A group of leading academy trust bosses have set out proposals for a £5.8 billion Covid recovery plan, as Gavin Williamson confirmed he was lobbying within government for extra school funding.
In an unusual intervention, the chief executives of five large multi-academy trusts have co-signed a letter to the education secretary warning failure to adopt their proposals risks “serious long-term damage” from the pandemic.
The plan, also backed by sector leaders representing trusts, colleges and headteachers, includes a “catch-up premium” for the persistently disadvantaged, a post-16 premium for those struggling with English and Maths, and thousands more mental health staff (see full details of the proposal below).
It came as Williamson faced further pressure over funding in a broadcast media round this morning, with questions over a study suggesting cash per pupil in 2023 will still be lower in real terms than in 2010. Speaking on Sky News to mark the new term, he said the government had delivered “record funding packages” but appeared to accept more was needed.
“We’re going into a comprehensive spending review. It wouldn’t surprise you, being education secretary, I’ll probably be asking for more. It’s probably what people would always be expecting.”
Facing similar questions on BBC Radio 4, he said he was “working with the chancellor and prime minister” to secure extra funding.

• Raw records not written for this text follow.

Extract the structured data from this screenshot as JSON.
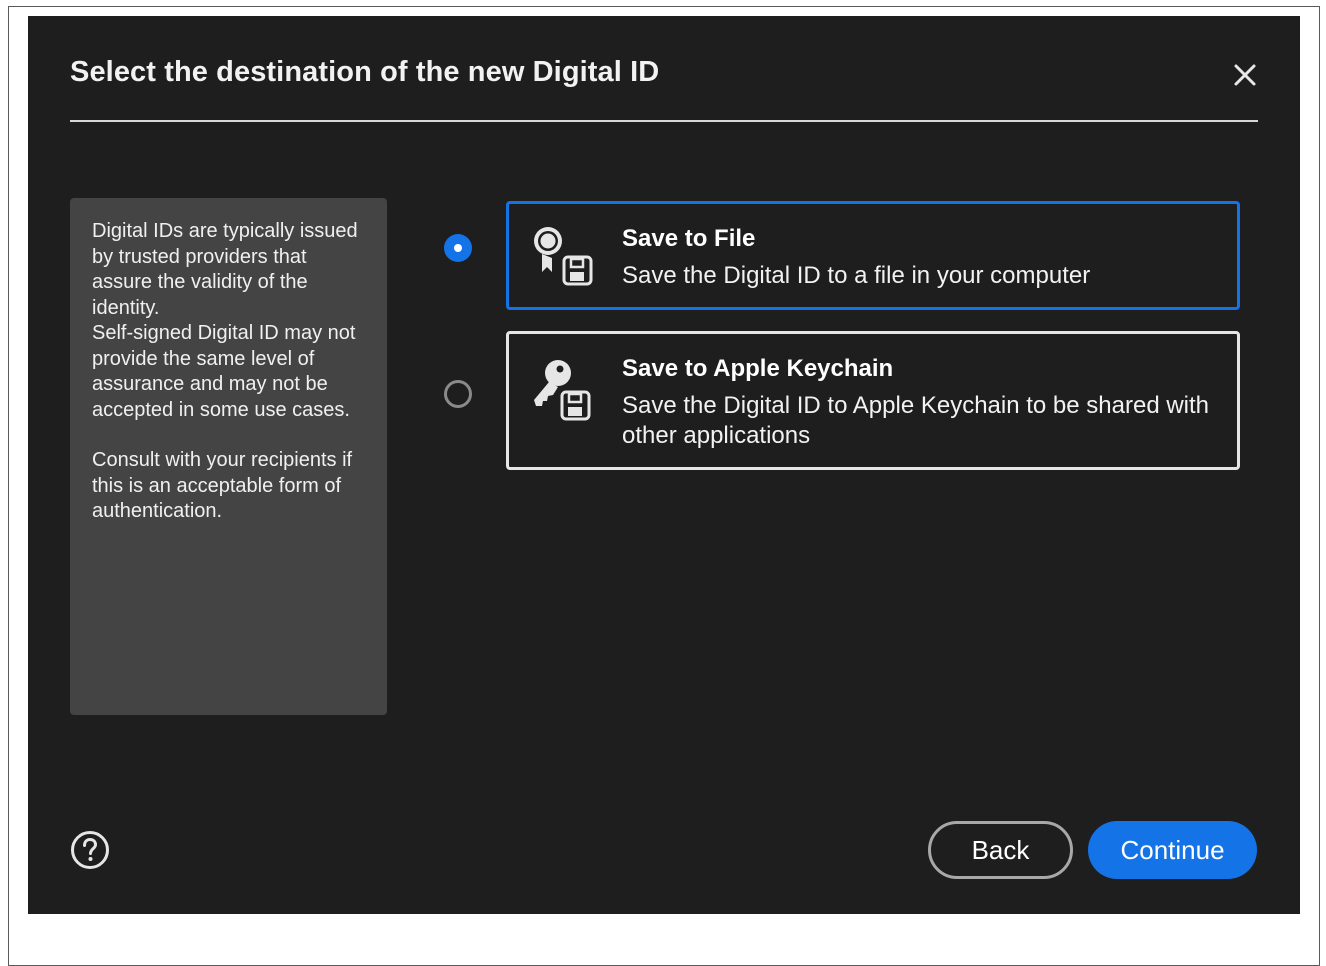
{
  "dialog": {
    "title": "Select the destination of the new Digital ID",
    "close_icon": "close-icon",
    "help_icon": "help-icon"
  },
  "info": {
    "paragraph1": "Digital IDs are typically issued by trusted providers that assure the validity of the identity.",
    "paragraph2": "Self-signed Digital ID may not provide the same level of assurance and may not be accepted in some use cases.",
    "paragraph3": "Consult with your recipients if this is an acceptable form of authentication."
  },
  "options": [
    {
      "title": "Save to File",
      "description": "Save the Digital ID to a file in your computer",
      "icon": "certificate-save-icon",
      "selected": true
    },
    {
      "title": "Save to Apple Keychain",
      "description": "Save the Digital ID to Apple Keychain to be shared with other applications",
      "icon": "key-save-icon",
      "selected": false
    }
  ],
  "buttons": {
    "back_label": "Back",
    "continue_label": "Continue"
  },
  "colors": {
    "accent": "#1473e6",
    "dialog_bg": "#1e1e1e",
    "panel_bg": "#444444"
  }
}
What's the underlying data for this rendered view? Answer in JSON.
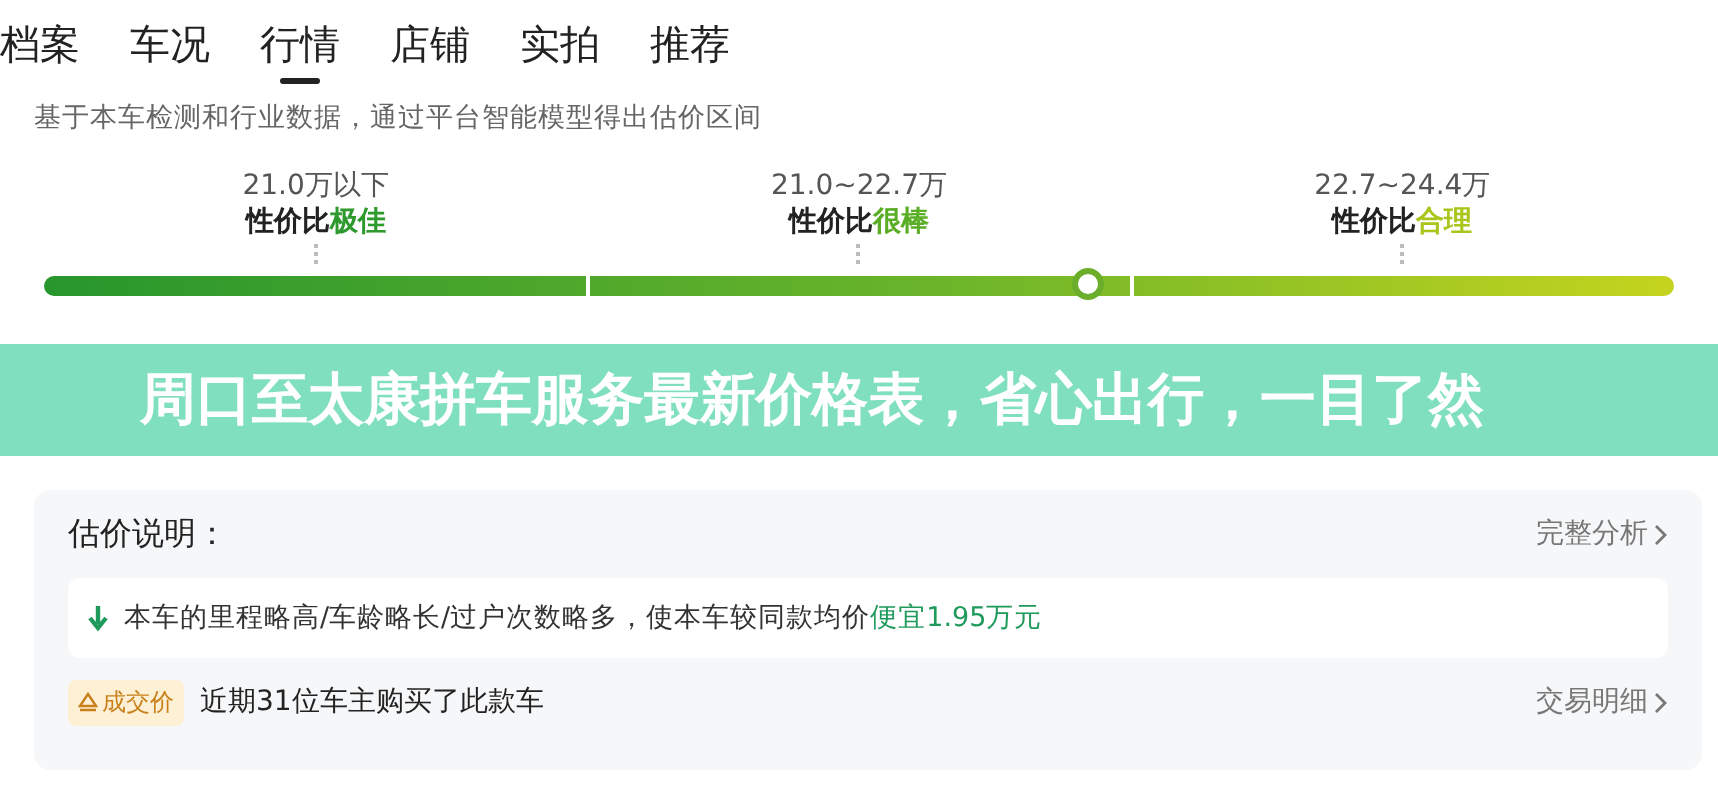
{
  "tabs": [
    {
      "label": "档案",
      "selected": false
    },
    {
      "label": "车况",
      "selected": false
    },
    {
      "label": "行情",
      "selected": true
    },
    {
      "label": "店铺",
      "selected": false
    },
    {
      "label": "实拍",
      "selected": false
    },
    {
      "label": "推荐",
      "selected": false
    }
  ],
  "subtitle": "基于本车检测和行业数据，通过平台智能模型得出估价区间",
  "price_ranges": [
    {
      "range": "21.0万以下",
      "prefix": "性价比",
      "rating": "极佳",
      "color": "#2e9a2e"
    },
    {
      "range": "21.0~22.7万",
      "prefix": "性价比",
      "rating": "很棒",
      "color": "#5aae26"
    },
    {
      "range": "22.7~24.4万",
      "prefix": "性价比",
      "rating": "合理",
      "color": "#a9c61c"
    }
  ],
  "price_meter": {
    "level": 0.64
  },
  "banner": "周口至太康拼车服务最新价格表，省心出行，一目了然",
  "explanation": {
    "title": "估价说明：",
    "link": "完整分析",
    "note": {
      "text": "本车的里程略高/车龄略长/过户次数略多，使本车较同款均价",
      "highlight": "便宜1.95万元"
    },
    "deal": {
      "badge": "成交价",
      "text": "近期31位车主购买了此款车",
      "link": "交易明细"
    }
  }
}
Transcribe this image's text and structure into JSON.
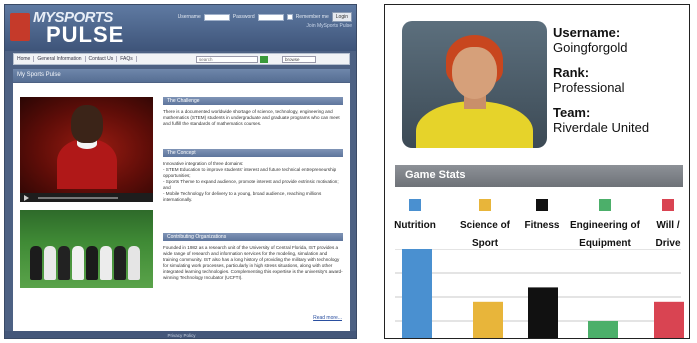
{
  "site": {
    "logo": {
      "line1": "MYSPORTS",
      "line2": "PULSE",
      "tm": "TM"
    },
    "login": {
      "username_label": "Username",
      "password_label": "Password",
      "remember_label": "Remember me",
      "login_button": "Login",
      "join_link": "Join MySports Pulse"
    },
    "nav": {
      "items": [
        "Home",
        "General Information",
        "Contact Us",
        "FAQs"
      ],
      "search_placeholder": "search",
      "browse_label": "browse"
    },
    "page_title": "My Sports Pulse",
    "sections": [
      {
        "title": "The Challenge",
        "text": "There is a documented worldwide shortage of science, technology, engineering and mathematics (STEM) students in undergraduate and graduate programs who can meet and fulfill the standards of mathematics courses."
      },
      {
        "title": "The Concept",
        "text": "Innovative integration of three domains:\n- STEM Education to improve students' interest and future technical entrepreneurship opportunities;\n- Sports Theme to expand audience, promote interest and provide extrinsic motivation; and\n- Mobile Technology for delivery to a young, broad audience, reaching millions internationally."
      },
      {
        "title": "Contributing Organizations",
        "text": "Founded in 1982 as a research unit of the University of Central Florida, IST provides a wide range of research and information services for the modeling, simulation and training community. IST also has a long history of providing the military with technology for simulating work processes, particularly in high stress situations, along with other integrated learning technologies. Complementing this expertise is the university's award-winning Technology Incubator (UCFTI)."
      }
    ],
    "video_time": "00:00",
    "read_more": "Read more...",
    "footer": "Privacy Policy"
  },
  "profile": {
    "username_label": "Username:",
    "username": "Goingforgold",
    "rank_label": "Rank:",
    "rank": "Professional",
    "team_label": "Team:",
    "team": "Riverdale United",
    "game_stats_title": "Game Stats"
  },
  "chart_data": {
    "type": "bar",
    "categories": [
      "Nutrition",
      "Science of Sport",
      "Fitness",
      "Engineering of Equipment",
      "Will / Drive"
    ],
    "values": [
      100,
      45,
      60,
      25,
      45
    ],
    "colors": [
      "#4a90d0",
      "#e8b53a",
      "#111111",
      "#4caf6a",
      "#d94452"
    ],
    "ylim": [
      0,
      100
    ],
    "grid": true,
    "legend_placement": "top",
    "title": "",
    "xlabel": "",
    "ylabel": ""
  }
}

Williamson faces calls to now meet with the authors of the letter to discuss their three-year recovery plan, seen by Schools Week.
The CEOs of Ark, Delta, Outwood Grange, Star Academies and United Learning signed the document, alongside Geoff Barton of school leaders’ union ASCL, David Hughes of the Association of Colleges and Leora Cruddas of the Confederation of School Trusts.
Their demands, which they call a “bare minimum” costing £5.8 billion over three years, include:
1. £1.2bn catch-up premium (with hardest-hit areas getting most cash)
A temporary “catch-up premium” worth £1,250 a head should be introduced for pupils on free school meals for over 80% of their time at school.
The leaders highlight Education Policy Institute research showing such pupils who have faced “persistent disadvantage” have suffered twice the learning gap of children entitled to free school meals for much shorter periods of their schooling.
The gap between persistently disadvantaged children and the wealthiest has “barely shifted in almost a decade”, despite some progress among disadvantaged children as a whole under the existing pupil premium funding.
Schools can be held to account by Ofsted, which already checks pupil premium use, as well as through three-year plans boards should publish on how cash is spent. The DfE could check a sample, “while still giving schools autonomy”.
The local authorities hit hardest by Covid would be the biggest beneficiaries of this extra funding, the leaders said.
2. £300m post-16 premium
The letter proposes a similar “post-16 premium”, by doubling existing funding earmarked for pupils who have not achieved a grade 4 in English or Maths.
“Catch-up support is most urgent for older students who have the least time left in the formal education system,” they write.
This is estimated to cost around £300 million a year for three years based on 2020 funding.
3. £250m for nationwide mental health support
The government has promised to roll out new mental health support teams, linking up NHS services with schools and providing early intervention, to at least a fifth of the country by early 2023.
But education chiefs are urging it to go faster and further, committing to at least two mental health support teams in every local authority area by 2025.
They warn early support is “critical” to stop a recent increase in serious mental health problems among young people getting worse. This would cost around £250 million a year once operational.
4. Taskforce on persistent absenteeism
The letter highlights “growing concern” about the number of young people who continue to miss lessons for reasons other than Covid.
They say official data shows 13 per cent of pupils were persistently absent in autumn 2020, up from 10.9 per cent pre-pandemic.
A taskforce of councils and multi-academy trusts should be set up to “review the scale of the problem”, and some”additional support” may be needed to help them seek to re-engage students. Such costs are not included in the £5.8 billion figure.
5. Consider cash for extracurricular activities
Measures in their funding proposal beyond schools include more free early years provision for disadvantaged two-year olds and a pilot for better-funded nurseries in poor areas, costing around £130 million a year.
Other recommendations include “consideration of funding” for extracurricular activities pupils have missed out on over the past two years, and “permanent funding of food during holidays” for those entitled to free school meals.
The letter concludes: “Meeting this cost now may seem expensive but it will be a far smaller bill than the one we receive in the future if we do not invest.”